From the entries below, count the lines holding the word "Options" and give nothing but the number.

━━ Supplied data

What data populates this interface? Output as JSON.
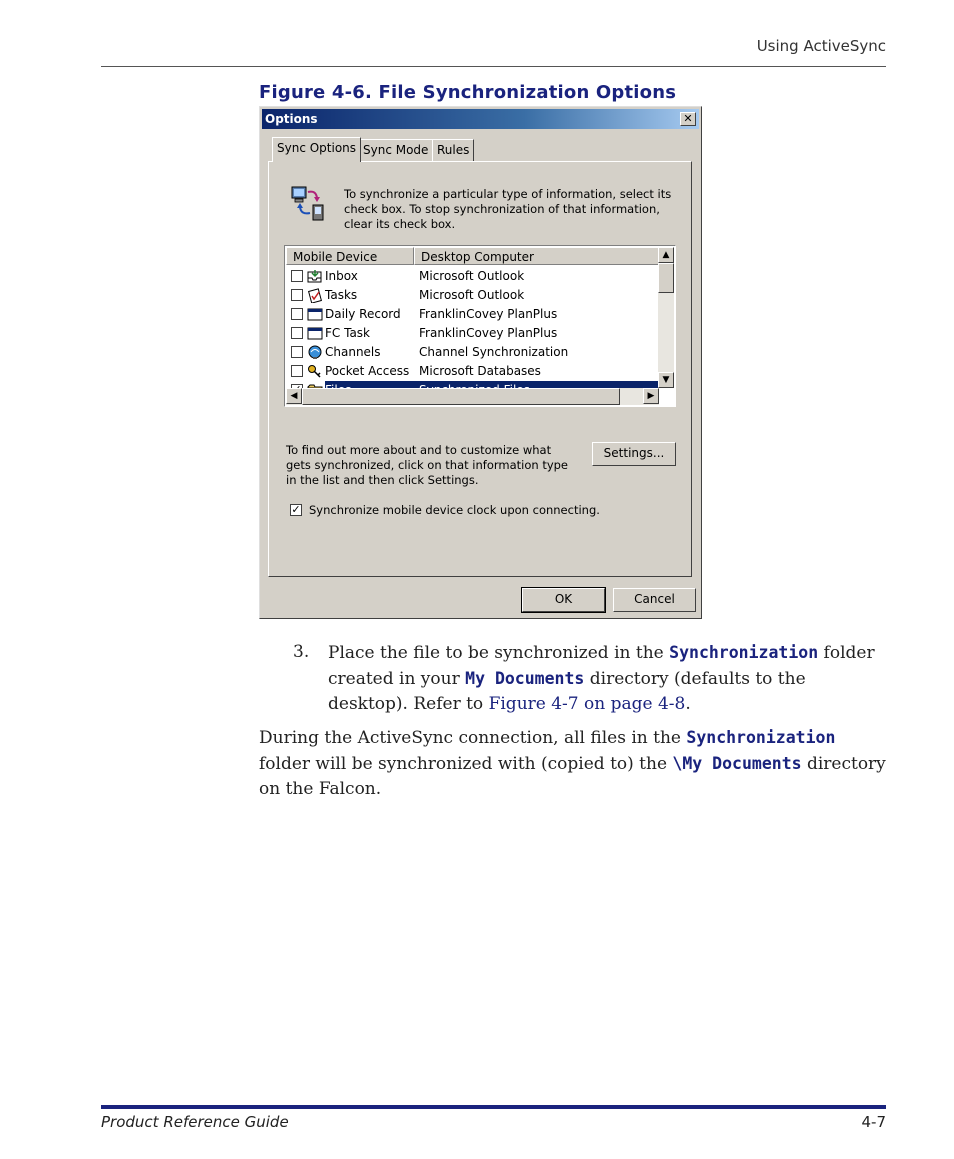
{
  "header": {
    "section": "Using ActiveSync"
  },
  "figure": {
    "caption": "Figure 4-6. File Synchronization Options"
  },
  "dialog": {
    "title": "Options",
    "close_glyph": "✕",
    "tabs": [
      "Sync Options",
      "Sync Mode",
      "Rules"
    ],
    "intro": "To synchronize a particular type of information, select its check box. To stop synchronization of that information, clear its check box.",
    "columns": [
      "Mobile Device",
      "Desktop Computer"
    ],
    "rows": [
      {
        "label": "Inbox",
        "desktop": "Microsoft Outlook",
        "checked": ""
      },
      {
        "label": "Tasks",
        "desktop": "Microsoft Outlook",
        "checked": ""
      },
      {
        "label": "Daily Record",
        "desktop": "FranklinCovey PlanPlus",
        "checked": ""
      },
      {
        "label": "FC Task",
        "desktop": "FranklinCovey PlanPlus",
        "checked": ""
      },
      {
        "label": "Channels",
        "desktop": "Channel Synchronization",
        "checked": ""
      },
      {
        "label": "Pocket Access",
        "desktop": "Microsoft Databases",
        "checked": ""
      },
      {
        "label": "Files",
        "desktop": "Synchronized Files",
        "checked": "✓"
      }
    ],
    "help": "To find out more about and to customize what gets synchronized, click on that information type in the list and then click Settings.",
    "settings_label": "Settings...",
    "clock_label": "Synchronize mobile device clock upon connecting.",
    "clock_checked": "✓",
    "ok_label": "OK",
    "cancel_label": "Cancel"
  },
  "step": {
    "number": "3.",
    "t1": "Place the file to be synchronized in the ",
    "c1": "Synchronization",
    "t2": " folder created in your ",
    "c2": "My Documents",
    "t3": " directory (defaults to the desktop). Refer to ",
    "link": "Figure 4-7 on page 4-8",
    "t4": "."
  },
  "para": {
    "t1": "During the ActiveSync connection, all files in the ",
    "c1": "Synchronization",
    "t2": " folder will be synchronized with (copied to) the ",
    "c2": "\\My Documents",
    "t3": " directory on the Falcon."
  },
  "footer": {
    "title": "Product Reference Guide",
    "page": "4-7"
  }
}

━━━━

Exercise solution:
3